The Suits in Admiralty Act of March 9, 1920, 41 Stat. 525, 46 U.S.C.A. §§ 741-752, subjected the United States and its wholly owned corporations to suits in personam in respect to all vessels owned by the United States or such corporations and employed as merchant vessels, and also authorized suits to proceed in accordance with the principles of libels in rem, but exempted United States' vessels from seizure by judicial process.
The Public Vessels Act of March 3, 1925, 43 Stat. 1112, 46 U.S.C.A. §§ 781-790, permitted libels in personam to be brought against the United States for damages caused by public vessels of the United States.
The Tennessee Valley Authority Act of May 18, 1933, 48 Stat. 58, 16 U.S.C.A. §§ 831-831dd, created the Tennessee Valley Authority, a corporate body, and granted it the power to sue and be sued.
The Federal Tort Claims Act of August 2, 1946, 60 Stat. 842, 28 U.S.C.A. §§ 1346, 2671-2680, subjected the United States to suits for damages caused by the negligence of its employees while acting in the scope of their employment.
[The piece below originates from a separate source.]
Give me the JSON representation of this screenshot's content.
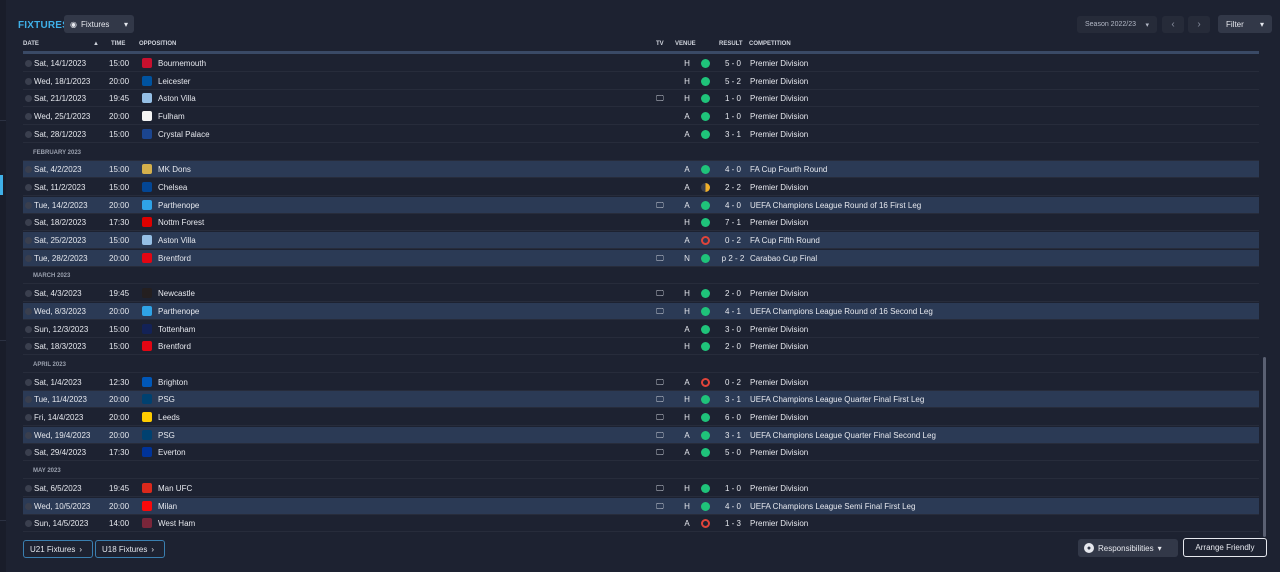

Other statutes which merely granted certain federal corporations the power to sue and be sued are not included in this listing inasmuch as no pertinent cases concerning them have been found.
In O'Neal v. United States, D.C.E.D. N.Y.1925, 11 F.2d 869, the court appears to express the opinion that the Federal Employees Compensation Act is the exclusive remedy of federal employees. However, that case cannot be accepted as a holding to that effect inasmuch as the claimant was a coastguardsman, not entitled to compensation under the Act.
In at least two cases, seamen injured while employed aboard United States' vessels were permitted to sue under the Public Vessels Act without discussion of the effect of the FECA. United States v. Loyola, 9 Cir., 1947, D.C., 161 F.2d 126; Krey v. United States, 2 Cir., 1941, 123 F.2d 1008.
Employees of the Fleet Corporation were employees of the United States entitled to the benefits of the Federal Employees Compensation Act. Seamen aboard Fleet Corporation vessels were considered to be employees of the United States, even though the vessel was operated by a private agent, if the agency contract was the so-called MO 4 form of agreement. See 34 Op.Atty.Gen. 120 (1924) and 363 (1925). The cases cited above do not always make clear by whom or under what type of agreement the vessel involved was operated. But, the claimants in all of the cases appear to have been treated as employees of the United States; certainly this is true of those cases where the claimant established rights against the United States under the Jones Act, 41 Stat. 1007, 46 U.S.C.A. § 688.
Compare Wootton v. United States (The Culberson), 3 Cir., 1932, 61 F.2d 194, 195 where the mother of a coast-guardsman was permitted to sue the United States under the Suits in Admiralty Act, without discussion of the effect of any possible compensation under the veterans' pension laws.
* No opinion for publication.
See also the dicta in Brady v. Roosevelt S. S. Co., 1943, 317 U.S. 575, 581, 63 S.Ct. 425, 87 L.Ed. 471, and Brooks v. United States, 1949, 337 U.S. 49, 53, 69 S.Ct. 918, 93 L.Ed. 1200. Compare White v. United States, D.C.N.J.1948, 77 F.Supp. 316.